The names of Kaiser Permanente, St. Joseph Health and Sutter Health are prominent on the North Bay Leadership Council’s recent letter to the board of supervisors. The council supports proposed revisions to the cannabis ordinance, apparently drafted by the cannabis industry, that among other things remove health, safety and nuisance protections to neighbors who are exposed to pungent terpene odors. In 2018, Petaluma-area residents successfully sued a cannabis grower for nuisance when odors impinged on their homes. Press reports state the stench caused significant breathing problems for an adult with asthma and a young paraplegic who needs a breathing tube. The cannabis proposal also allows growers to blow plant oil aerosols and oxidizing agents into neighbors’ property. The safety of inhaling these chemicals is untested, and may cause lung damage. Do Kaiser Permanente, St. Joseph Health and Sutter Health truly support extinguishing the rights of sensitive patients who are exposed to air pollution? Do they think that county residents don’t deserve to breath clean air? If the North Bay Leadership Council snookered the health care providers, they should resign from it. Why would health care providers promote the fantasies of large, greedy corporate cannabis enterprises?

Craig S. Harrison

Santa Rosa

Drought and cannabis (Sonoma West Times and News 4/16/21)

While county residents mull over the looming water scarcity brought on by two years of drought, our water crisis intensifies with the rollout of commercial cannabis, Napa’s “9111 Report” states cannabis water demand per harvest is six times that of grapes. That fact, added to grape taint, overspray, odor and aesthetics, led Napa county to ban commercial cannabis. Why is Sonoma County so intent on fast-tracking permits, in spite of the obvious drawbacks?

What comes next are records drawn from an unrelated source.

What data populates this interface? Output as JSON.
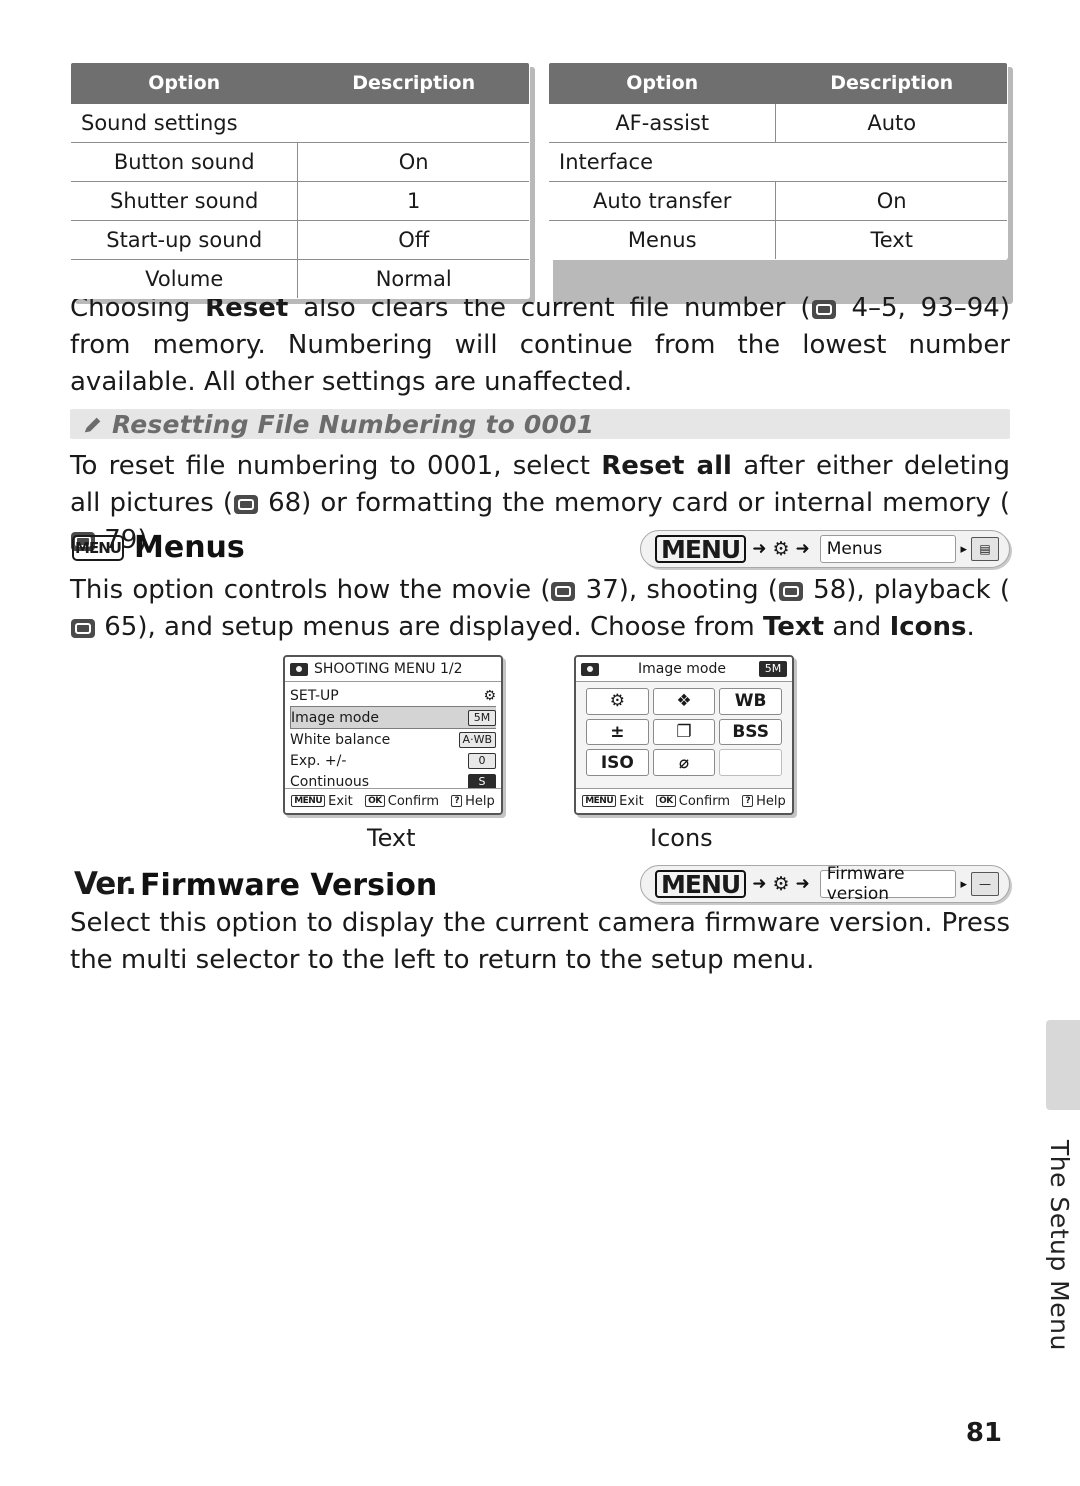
{
  "tables": [
    {
      "headers": [
        "Option",
        "Description"
      ],
      "rows": [
        {
          "type": "group",
          "option": "Sound settings",
          "description": ""
        },
        {
          "type": "item",
          "option": "Button sound",
          "description": "On"
        },
        {
          "type": "item",
          "option": "Shutter sound",
          "description": "1"
        },
        {
          "type": "item",
          "option": "Start-up sound",
          "description": "Off"
        },
        {
          "type": "item",
          "option": "Volume",
          "description": "Normal"
        }
      ]
    },
    {
      "headers": [
        "Option",
        "Description"
      ],
      "rows": [
        {
          "type": "item",
          "option": "AF-assist",
          "description": "Auto"
        },
        {
          "type": "group",
          "option": "Interface",
          "description": ""
        },
        {
          "type": "item",
          "option": "Auto transfer",
          "description": "On"
        },
        {
          "type": "item",
          "option": "Menus",
          "description": "Text"
        }
      ]
    }
  ],
  "paragraphs": {
    "reset_note_1": "Choosing ",
    "reset_bold": "Reset",
    "reset_note_2": " also clears the current file number (",
    "reset_ref": "4–5, 93–94",
    "reset_note_3": ") from memory.  Numbering will continue from the lowest number available.  All other settings are unaffected.",
    "note_title": "Resetting File Numbering to 0001",
    "note_body_1": "To reset file numbering to 0001, select ",
    "note_bold": "Reset all",
    "note_body_2": " after either deleting all pictures (",
    "note_ref_1": "68",
    "note_body_3": ") or formatting the memory card or internal memory (",
    "note_ref_2": "79",
    "note_body_4": ").",
    "menus_body_1": "This option controls how the movie (",
    "menus_ref_1": "37",
    "menus_body_2": "), shooting (",
    "menus_ref_2": "58",
    "menus_body_3": "), playback (",
    "menus_ref_3": "65",
    "menus_body_4": "), and setup menus are displayed.  Choose from ",
    "menus_bold_1": "Text",
    "menus_body_5": " and ",
    "menus_bold_2": "Icons",
    "menus_body_6": ".",
    "firmware_body": "Select this option to display the current camera firmware version.  Press the multi selector to the left to return to the setup menu."
  },
  "sections": {
    "menus": {
      "badge": "MENU",
      "title": "Menus"
    },
    "firmware": {
      "badge": "Ver.",
      "title": "Firmware Version"
    }
  },
  "breadcrumbs": {
    "menus": {
      "menu_word": "MENU",
      "arrow": "➜",
      "wrench": "⚙",
      "field": "Menus",
      "tri": "▸",
      "end": "▤"
    },
    "firmware": {
      "menu_word": "MENU",
      "arrow": "➜",
      "wrench": "⚙",
      "field": "Firmware version",
      "tri": "▸",
      "end": "—"
    }
  },
  "lcd_text_menu": {
    "title": "SHOOTING MENU 1/2",
    "rows": [
      {
        "label": "SET-UP",
        "value": "",
        "value_kind": "wrench",
        "selected": false
      },
      {
        "label": "Image mode",
        "value": "5M",
        "value_kind": "box",
        "selected": true
      },
      {
        "label": "White balance",
        "value": "A·WB",
        "value_kind": "box",
        "selected": false
      },
      {
        "label": "Exp. +/-",
        "value": "0",
        "value_kind": "box",
        "selected": false
      },
      {
        "label": "Continuous",
        "value": "S",
        "value_kind": "boxdark",
        "selected": false
      }
    ],
    "footer": [
      {
        "chip": "MENU",
        "label": "Exit"
      },
      {
        "chip": "OK",
        "label": "Confirm"
      },
      {
        "chip": "?",
        "label": "Help"
      }
    ],
    "caption": "Text"
  },
  "lcd_icon_menu": {
    "title": "Image mode",
    "title_badge": "5M",
    "icons": [
      {
        "name": "wrench-icon",
        "glyph": "⚙"
      },
      {
        "name": "image-mode-icon",
        "glyph": "❖"
      },
      {
        "name": "white-balance-icon",
        "glyph": "WB"
      },
      {
        "name": "exposure-icon",
        "glyph": "±"
      },
      {
        "name": "continuous-icon",
        "glyph": "❐"
      },
      {
        "name": "bss-icon",
        "glyph": "BSS"
      },
      {
        "name": "iso-icon",
        "glyph": "ISO"
      },
      {
        "name": "no-image-icon",
        "glyph": "⌀"
      },
      {
        "name": "blank-icon",
        "glyph": ""
      }
    ],
    "footer": [
      {
        "chip": "MENU",
        "label": "Exit"
      },
      {
        "chip": "OK",
        "label": "Confirm"
      },
      {
        "chip": "?",
        "label": "Help"
      }
    ],
    "caption": "Icons"
  },
  "side_tab_label": "The Setup Menu",
  "page_number": "81"
}
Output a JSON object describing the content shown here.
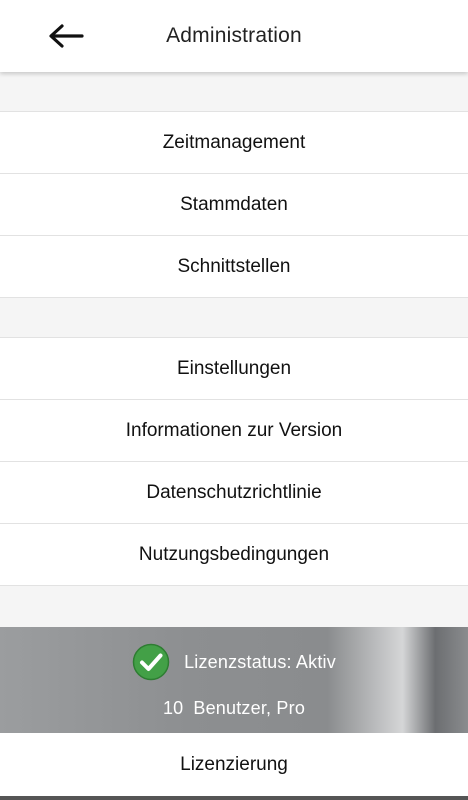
{
  "header": {
    "title": "Administration",
    "back_icon": "arrow-left-icon"
  },
  "menu_group_1": [
    {
      "label": "Zeitmanagement"
    },
    {
      "label": "Stammdaten"
    },
    {
      "label": "Schnittstellen"
    }
  ],
  "menu_group_2": [
    {
      "label": "Einstellungen"
    },
    {
      "label": "Informationen zur Version"
    },
    {
      "label": "Datenschutzrichtlinie"
    },
    {
      "label": "Nutzungsbedingungen"
    }
  ],
  "license": {
    "status_text": "Lizenzstatus: Aktiv",
    "status_icon": "check-circle-icon",
    "user_count": "10",
    "plan_text": "Benutzer, Pro",
    "status_color": "#43a047"
  },
  "license_button": {
    "label": "Lizenzierung"
  },
  "colors": {
    "background": "#f5f5f5",
    "card": "#ffffff",
    "divider": "#e2e2e2",
    "text": "#111111"
  }
}
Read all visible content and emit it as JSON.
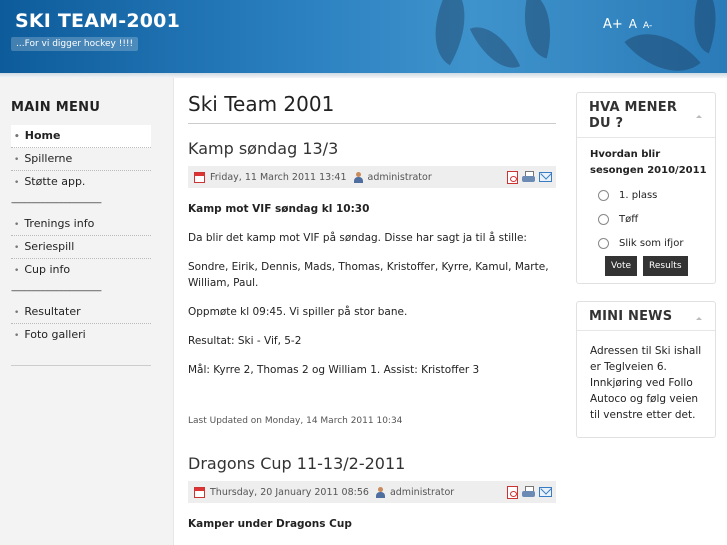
{
  "header": {
    "site_title": "SKI TEAM-2001",
    "slogan": "...For vi digger hockey !!!!",
    "font_controls": {
      "increase": "A+",
      "reset": "A",
      "decrease": "A-"
    }
  },
  "menu": {
    "title": "MAIN MENU",
    "items": [
      {
        "label": "Home",
        "active": true
      },
      {
        "label": "Spillerne"
      },
      {
        "label": "Støtte app."
      },
      {
        "separator": "----------------------------------------"
      },
      {
        "label": "Trenings info"
      },
      {
        "label": "Seriespill"
      },
      {
        "label": "Cup info"
      },
      {
        "separator": "----------------------------------------"
      },
      {
        "label": "Resultater"
      },
      {
        "label": "Foto galleri"
      }
    ]
  },
  "main": {
    "page_title": "Ski Team 2001",
    "articles": [
      {
        "title": "Kamp søndag 13/3",
        "date": "Friday, 11 March 2011 13:41",
        "author": "administrator",
        "paragraphs": [
          "Kamp mot VIF søndag kl 10:30",
          "Da blir det kamp mot VIF på søndag. Disse har sagt ja til å stille:",
          "Sondre, Eirik, Dennis, Mads, Thomas, Kristoffer, Kyrre, Kamul, Marte, William, Paul.",
          "Oppmøte kl 09:45. Vi spiller på stor bane.",
          "Resultat: Ski - Vif, 5-2",
          "Mål: Kyrre 2, Thomas 2 og William 1. Assist: Kristoffer 3"
        ],
        "last_updated": "Last Updated on Monday, 14 March 2011 10:34"
      },
      {
        "title": "Dragons Cup 11-13/2-2011",
        "date": "Thursday, 20 January 2011 08:56",
        "author": "administrator",
        "paragraphs": [
          "Kamper under Dragons Cup"
        ]
      }
    ]
  },
  "poll": {
    "title": "HVA MENER DU ?",
    "question": "Hvordan blir sesongen 2010/2011",
    "options": [
      "1. plass",
      "Tøff",
      "Slik som ifjor"
    ],
    "vote_label": "Vote",
    "results_label": "Results"
  },
  "mini_news": {
    "title": "MINI NEWS",
    "text": "Adressen til Ski ishall er Teglveien 6. Innkjøring ved Follo Autoco og følg veien til venstre etter det."
  },
  "colors": {
    "header_blue": "#2a7fbf",
    "button_dark": "#333333"
  }
}
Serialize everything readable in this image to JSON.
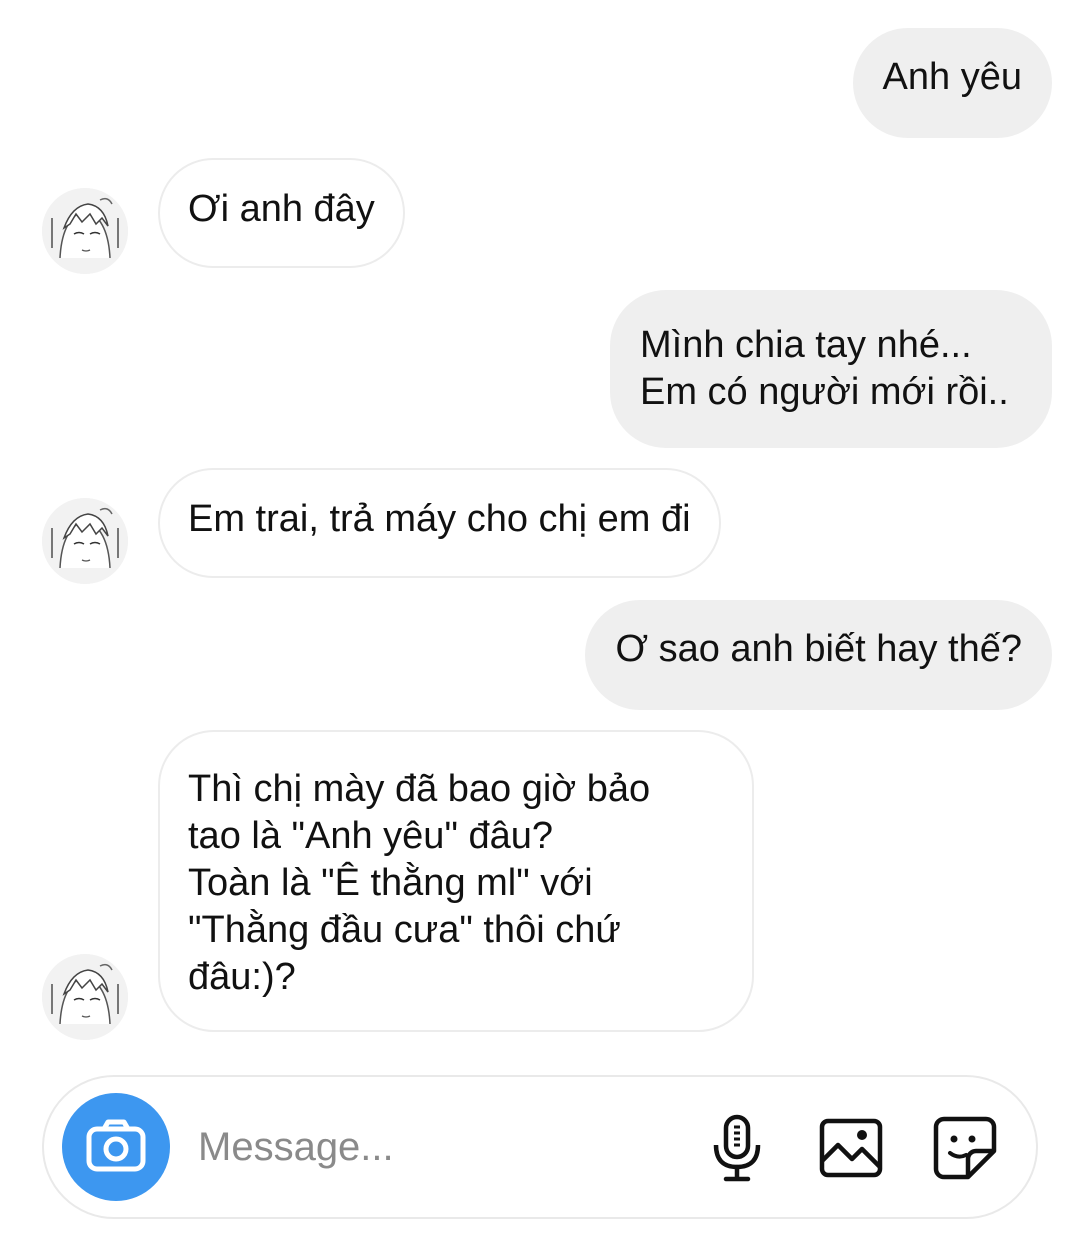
{
  "messages": [
    {
      "side": "sent",
      "text": "Anh yêu"
    },
    {
      "side": "received",
      "text": "Ơi anh đây"
    },
    {
      "side": "sent",
      "text": "Mình chia tay nhé...\nEm có người mới rồi.."
    },
    {
      "side": "received",
      "text": "Em trai, trả máy cho chị em đi"
    },
    {
      "side": "sent",
      "text": "Ơ sao anh biết hay thế?"
    },
    {
      "side": "received",
      "text": "Thì chị mày đã bao giờ bảo\ntao là \"Anh yêu\" đâu?\nToàn là \"Ê thằng ml\" với\n\"Thằng đầu cưa\" thôi chứ\nđâu:)?"
    }
  ],
  "composer": {
    "placeholder": "Message...",
    "camera_icon": "camera-icon",
    "mic_icon": "microphone-icon",
    "gallery_icon": "image-icon",
    "sticker_icon": "sticker-icon"
  },
  "colors": {
    "sent_bubble": "#efefef",
    "received_border": "#ececec",
    "camera_button": "#3d97f0"
  }
}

Concerned residents are not alone in their worries. National Marine Fisheries Service, California Department of Fish and Wildlife (CDFW) and California Native Plant Society have all weighed in with additional standards required to address the impacts of opening 65,000 acres for outdoor and hoop house production with a ministerial permitting scheme. A March 17 CDFW letter states “We recommend that the review should be discretionary not ministerial.” State cannabis law set conditions that each project needs individual environmental analysis and cumulative study, both conditions impossible with ministerial permitting.

This is no time to issue permits with limited water analysis. Instead fix the discretionary permitting process and complete careful and adequate environmental studies to satisfy state law, concerned agencies and environmental organizations.

Anna Ransome